REACTION TO MAHATHIR'S REMARKS
In Singapore, we don't kowtow
I READ with concern Tuesday's report, 'Malaysian Malays might kowtow to others if...', in which former Malaysian prime minister Mahathir Mohamad claims that even though Malay Singaporeans enjoy the benefits of a more developed country, they have to 'terbongkok-bongkok' (kowtow) to others.
Tun Dr Mahathir could have been more sensitive towards the feelings of Singapore Malays.
As a Malay Singaporean living and working peacefully with fellow Singaporeans of all races, I cannot agree with what he said.
Singapore's leaders worked hard for many years to achieve racial harmony, tolerance and understanding among Singaporeans. Today, we live and work together as one family; and we have reaped the rewards of being one of the safest and most developed nations in the world.
While Dr Mahathir's opinion on Malay Singaporeans enjoying the benefits of a developed country is spot-on, we have never kowtowed to others. Singaporeans of all races, including Malays, engage in healthy debate and discussions with our Government. The decisions made by the Government, after hearing feedback from its people, are respected as we trust it is in the best interests of all Singaporeans.
Through community support and hard work, Malay students in Singapore have bettered their results in various national examinations. Such achievements are celebrated by all Singaporeans.
With better education, Malay Singaporeans have achieved a better lifestyle for their families compared with a large percentage of Malays in Malaysia. We worked hard to be where we are today and in no way kowtow to anyone to gain success. Meritocracy remains the benchmark of our society. While this works in Singapore, it may not work in Malaysia.
Having many relatives, friends and business associates of all races in Malaysia requires me to travel frequently across the Causeway. Over the years, I have seen and learnt that for the minority to succeed in Malaysia, they need to kowtow to others.
The irony is that many ordinary Malaysian Malays who have no connections, or fail to share their potential success with the 'right' people, will never have it easy to succeed. Perhaps, favouritism, cronyism and bribery are problems Dr Mahathir may want to address in his country.
As for me, a Malay Singaporean, I would like to say thank you to my Singapore leaders. You have made Singapore the best place to live peacefully in for me and my family.
'Like others, Malay Singaporeans work hard for the benefits in a meritocratic system.'

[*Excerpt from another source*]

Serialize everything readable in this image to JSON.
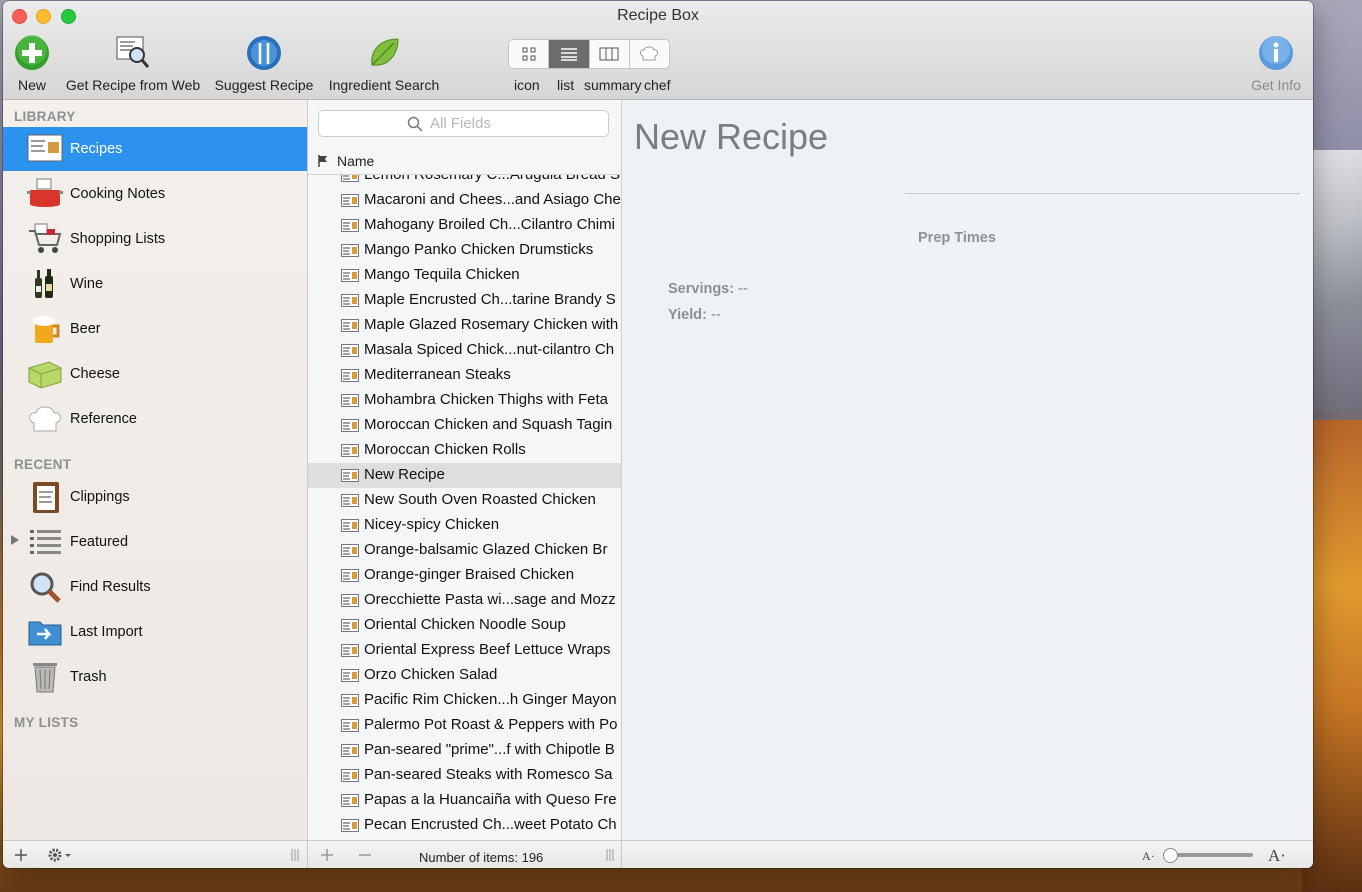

MR AHMAD ABU BAKAR: 'I strongly object to Tun Dr Mahathir Mohamad's remarks. Like others, Malay Singaporeans work hard for the benefits in a meritocratic system. They are not born with a crutch of ethnic rights, quotas and 'unfair' opportunities. When Singapore Malays graduate from universities as doctors, engineers and scientists, they can hold their heads as high as the others, because they have done so by their own hard work and merit.'
'The Malays in Singapore stand shoulder to shoulder with other Singaporeans.'
MR NIAZ MOHAMED: 'The prosperity of Singapore is proof enough of its internal stability achieved through excellent inter-racial and inter-religious harmony. A non-Muslim can visit any mosque in Singapore where he will not only be welcomed with hospitality, but also given a guided tour. Similarly, any person may visit any house of worship if he is modestly attired and receive the same hospitality. The Malays in Singapore have made great strides in all areas and stand shoulder to shoulder with other Singaporeans.'
'Singaporeans of all ethnic backgrounds have come a long way since 1965.'
MR JEFFREY LAW: 'Most people will dismiss Tun Dr Mahathir Mohamad's remarks as merely political rhetoric. Singaporeans of all ethnic backgrounds have come a long way since 1965, having embraced the system of meritocracy in all aspects: education, employment and social standing. Most important, our ability to be a developed country within such a short time is due to the concerted effort and sacrifices of all Singaporeans - Chinese, Malays, Indians and others.'
Source: REACTION TO MAHATHIR'S REMARKS - In Singapore, we don't kowtow